Thus, does greed produce an indifference about the suffering of others. “Woe to the complacent in Zion!” the prophet Amos says, (cf. Am 6:1, 4-7) He connects such complacency with wealth. It afflicts those who lie “upon beds of ivory, stretched comfortably on their couches. . .eat lambs taken from the flock, and calves from the stall. . .drink wine from bowls and anoint themselves with the best oils.”

The vice of greed isolates the greedy. But by so doing it also deprives the poor of the attention they need for assistance.

Wealth and isolation. These two characteristics of our culture are not unrelated. The more we have, the more isolated we become, and the less we notice or care about others. The COVID lockdowns were devised and imposed by the wealthy, the so-called “laptop class,” who could afford to blithely sequester themselves and go on with life. There was a cruel indifference to how such isolation would further impoverish the poor. Those signs proclaiming “We’re all in this together” were absolute nonsense.

“You cannot serve both God and mammon,” our Lord proclaimed last Sunday. And three Sundays ago, he gave a similar warning: “Anyone of you who does not renounce all his possessions cannot be my disciple.” That attachment to wealth – be it ever so slight – eats into our capacity for others and isolates us. We become prisoners of greed.

We give to the poor because they need our assistance. Their lives depend on it. But we also give because our lives depend on it. When we give, we divest ourselves from what impoverishes us and free ourselves from what isolates. We thus render ourselves capable of seeing, knowing, and loving others.


*Image: The Parable of the Rich Man (Dives) and Lazarus by Bonifacio Veronese (born Bonifacio de’ Pitati) [Gallerie dell’Accademia, Venice]

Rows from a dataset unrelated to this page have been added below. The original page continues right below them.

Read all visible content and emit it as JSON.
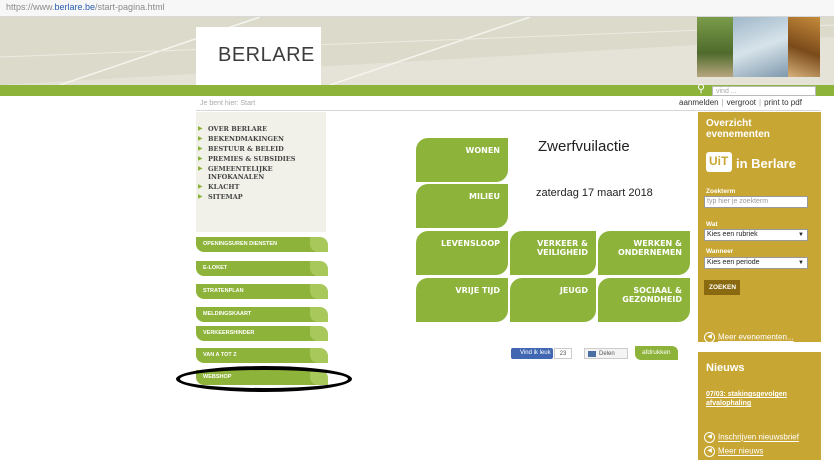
{
  "browser": {
    "url_prefix": "https://www.",
    "url_host": "berlare.be",
    "url_path": "/start-pagina.html"
  },
  "header": {
    "logo_text": "BERLARE",
    "search_placeholder": "vind ...",
    "breadcrumb": "Je bent hier: Start",
    "links": [
      "aanmelden",
      "vergroot",
      "print to pdf"
    ],
    "colors": {
      "accent": "#8db33a",
      "panel": "#c8a634"
    }
  },
  "left_menu": {
    "items": [
      "OVER BERLARE",
      "BEKENDMAKINGEN",
      "BESTUUR & BELEID",
      "PREMIES & SUBSIDIES",
      "GEMEENTELIJKE",
      "INFOKANALEN",
      "KLACHT",
      "SITEMAP"
    ],
    "buttons": [
      "OPENINGSUREN DIENSTEN",
      "E-LOKET",
      "STRATENPLAN",
      "MELDINGSKAART",
      "VERKEERSHINDER",
      "VAN A TOT Z",
      "WEBSHOP"
    ]
  },
  "tiles": [
    {
      "label": "WONEN"
    },
    {
      "label": "MILIEU"
    },
    {
      "label": "LEVENSLOOP"
    },
    {
      "label": "VERKEER & VEILIGHEID"
    },
    {
      "label": "WERKEN & ONDERNEMEN"
    },
    {
      "label": "VRIJE TIJD"
    },
    {
      "label": "JEUGD"
    },
    {
      "label": "SOCIAAL & GEZONDHEID"
    }
  ],
  "feature": {
    "title": "Zwerfvuilactie",
    "date": "zaterdag 17 maart 2018"
  },
  "social": {
    "fb_label": "Vind ik leuk",
    "fb_count": "23",
    "share_label": "Delen",
    "print_label": "afdrukken"
  },
  "events_panel": {
    "title_line1": "Overzicht",
    "title_line2": "evenementen",
    "uit_logo": "UiT",
    "uit_text": "in Berlare",
    "zoekterm_label": "Zoekterm",
    "zoekterm_placeholder": "typ hier je zoekterm",
    "wat_label": "Wat",
    "wat_value": "Kies een rubriek",
    "wanneer_label": "Wanneer",
    "wanneer_value": "Kies een periode",
    "search_button": "ZOEKEN",
    "more_link": "Meer evenementen..."
  },
  "news_panel": {
    "title": "Nieuws",
    "item": "07/03: stakingsgevolgen afvalophaling",
    "subscribe_link": "Inschrijven nieuwsbrief",
    "more_link": "Meer nieuws"
  }
}
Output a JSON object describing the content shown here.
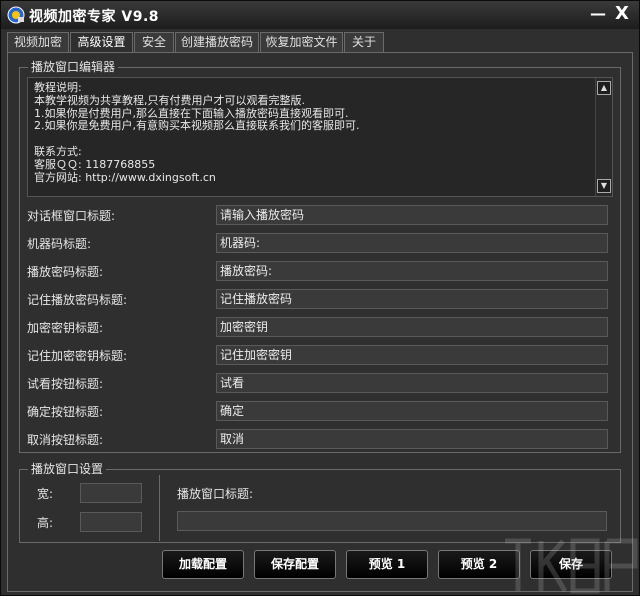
{
  "window": {
    "title": "视频加密专家 V9.8",
    "minimize_glyph": "—",
    "close_glyph": "X"
  },
  "tabs": [
    {
      "label": "视频加密",
      "active": false
    },
    {
      "label": "高级设置",
      "active": true
    },
    {
      "label": "安全",
      "active": false
    },
    {
      "label": "创建播放密码",
      "active": false
    },
    {
      "label": "恢复加密文件",
      "active": false
    },
    {
      "label": "关于",
      "active": false
    }
  ],
  "editor_group": {
    "title": "播放窗口编辑器",
    "text": "教程说明:\n本教学视频为共享教程,只有付费用户才可以观看完整版.\n1.如果你是付费用户,那么直接在下面输入播放密码直接观看即可.\n2.如果你是免费用户,有意购买本视频那么直接联系我们的客服即可.\n\n联系方式:\n客服ＱＱ: 1187768855\n官方网站: http://www.dxingsoft.cn"
  },
  "fields": [
    {
      "label": "对话框窗口标题:",
      "value": "请输入播放密码"
    },
    {
      "label": "机器码标题:",
      "value": "机器码:"
    },
    {
      "label": "播放密码标题:",
      "value": "播放密码:"
    },
    {
      "label": "记住播放密码标题:",
      "value": "记住播放密码"
    },
    {
      "label": "加密密钥标题:",
      "value": "加密密钥"
    },
    {
      "label": "记住加密密钥标题:",
      "value": "记住加密密钥"
    },
    {
      "label": "试看按钮标题:",
      "value": "试看"
    },
    {
      "label": "确定按钮标题:",
      "value": "确定"
    },
    {
      "label": "取消按钮标题:",
      "value": "取消"
    }
  ],
  "settings_group": {
    "title": "播放窗口设置",
    "width_label": "宽:",
    "width_value": "",
    "height_label": "高:",
    "height_value": "",
    "window_title_label": "播放窗口标题:",
    "window_title_value": ""
  },
  "buttons": {
    "load_config": "加载配置",
    "save_config": "保存配置",
    "preview1": "预览 1",
    "preview2": "预览 2",
    "save": "保存"
  },
  "icons": {
    "app": "video-lock-app-icon",
    "up": "scroll-up-icon",
    "down": "scroll-down-icon"
  },
  "colors": {
    "window_bg": "#2f2f2f",
    "input_bg": "#3a3a3a",
    "border": "#6a6a6a",
    "button_bg": "#000000"
  }
}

Fr. Paul Scalia is a priest of the Diocese of Arlington, VA, where he serves as Episcopal Vicar for Clergy and Pastor of Saint James in Falls Church. He is the author of That Nothing May Be Lost: Reflections on Catholic Doctrine and Devotion and the editor of Sermons in Times of Crisis: Twelve Homilies to Stir Your Soul.